Vowels are mostly the standard 5 that you are taught, with exceptionally small allophonic variations that aren't really worth talking about. However, if you opt to adopt to the aspirated syllable-final /s/ pronunciation, you should know that speakers in the South of Spain have a tendency to adjust vowel quality to increase the distinction between, for example, gata [gata] and gatas [gatas](norm) ~ [gatæ(h)](adjusted). Basically /-as/ is pronounced [-æ(h)], /-es/ is [-ɛ(h)], and /os/ is [-ɔ(h)] for these speakers.
For /b/, /d/ and /g/, there is little difference with Latin America. Intervocalically, they soften, with the /d/ even disappearing sometimes in semi-formal speech. A word-final /d/ can be variably pronounced [d] ~ [t] ~ [θ]. In central Spain, [θ] is most common, hence one of the main local magazines is literally entitled Madriz. But in the northeast, that same /d/ will be more like [t]. Elsewhere, it may stay [d] or just disappear entirely. Note that the letter v is always pronounced /b/, identical to b.
The ll in some areas maintains distinction with y, and in others it doesn't. If you wish to maintain the distinction (also common in the Andes), you should pronounce the y very close to the English one.
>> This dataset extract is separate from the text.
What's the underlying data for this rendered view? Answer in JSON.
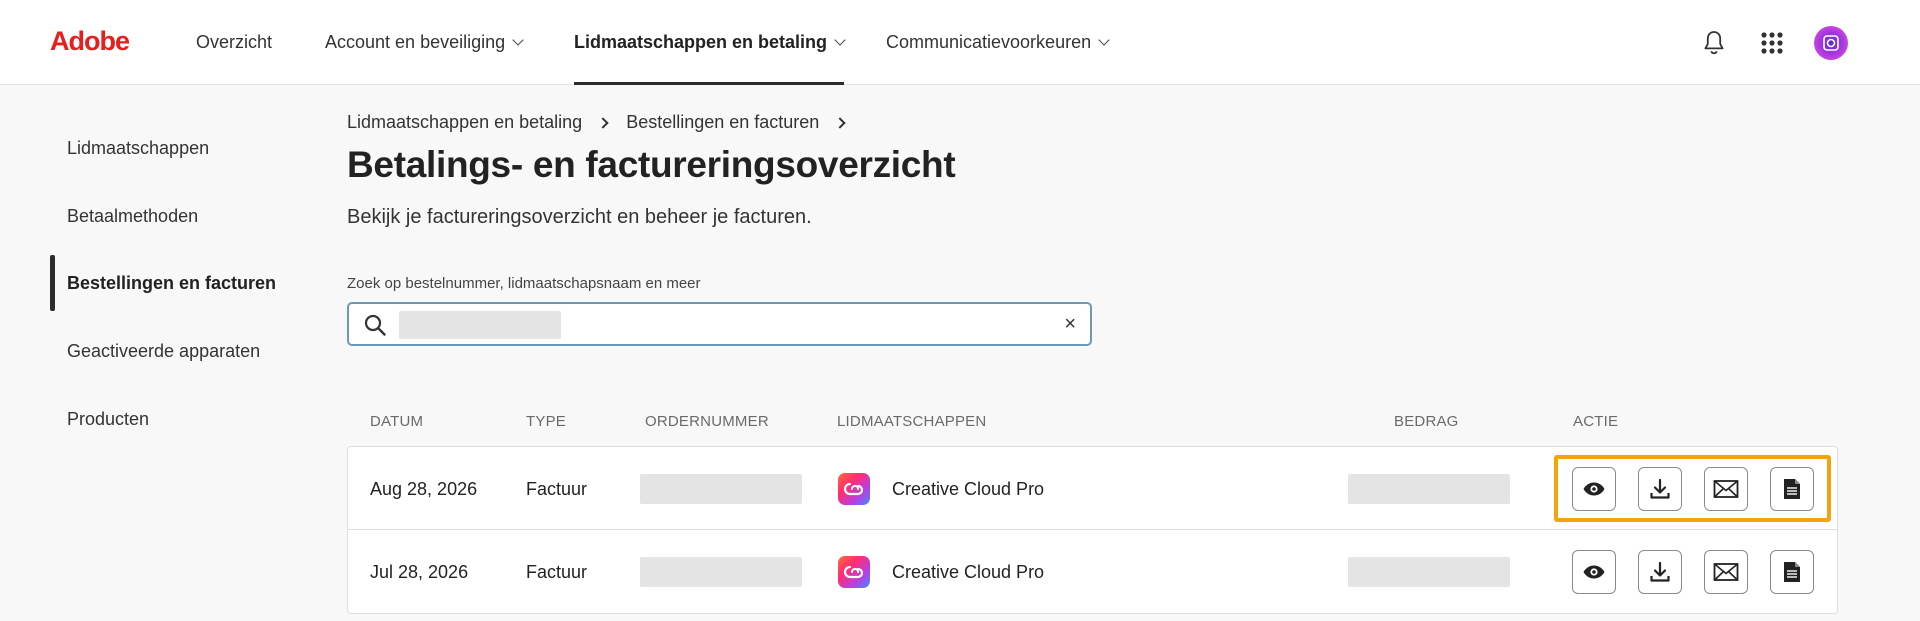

If you don't, aim for something between the English /y/ and /j/ (but closer to the /y/), and just like with native speakers, the actual pronunciation for a given word may end up sounding a bit more like one or the other, but it'll be quite close.
In many parts of Spain —like in some parts of Latin America— an /n/ at the end of an utterance will be [ŋ] instead the [n] that you might expect. This is most common in the North, South, and the Canaries, and not common in Central or Eastern Spain.
The /ks/ from x will be simplified most of the time in front of a consonant to just /s/. Hence texto and testo are identical in pronunciation. This can sometimes even spill over into intervocalic /x/ and result in something like taxi being /tasi/.
The /s/ has a variety of different sounds including [s̺] or [s]. The latter is pronounced like the English S, and the former is like that but with the tongue curled ever so slightly upwards, creating an almost sh like sound. At the end of syllables, it may be aspirated (particularly in the south) potentially resulting in vowel changes (see vowel section). It can even be [x] or [χ] in front of /k/. In front of voiced consonants, it can also voice, such that mesmo sounds like [mezmo] (English z sound).
The ch is generally as in English [t͡ʃ] but in the south can be simply pronounced as [ʃ] (like English sh).
The rr is pronounced as an alveolar trill, and there isn't really any variation on it.
The s/z distinction is the norm, but not universal. There are substantial areas in the South and a few in the northwest that do not distinguish them. In the northwest, it's universally pronounced like s, but in the south, some will pronounce both like s /s/ and others will pronounce both like z /θ/.
The h can be pronounced in some words in a few very small regions. As a result, words like albahaca, while normally being pronounced /al.ba'a.ka/, they will be pronounced /al.ba'ha.ka/. 99.999% of speakers in Spain will never pronounce the h.
The j and the g in combination with e or i tends to be pronounced further back in the both and with more friction than other dialects. Thus we could write it as [x] ~ [χ] instead of [h]. You'll definitely get the feeling you're coughing when pronouncing this correctly for European Spanish.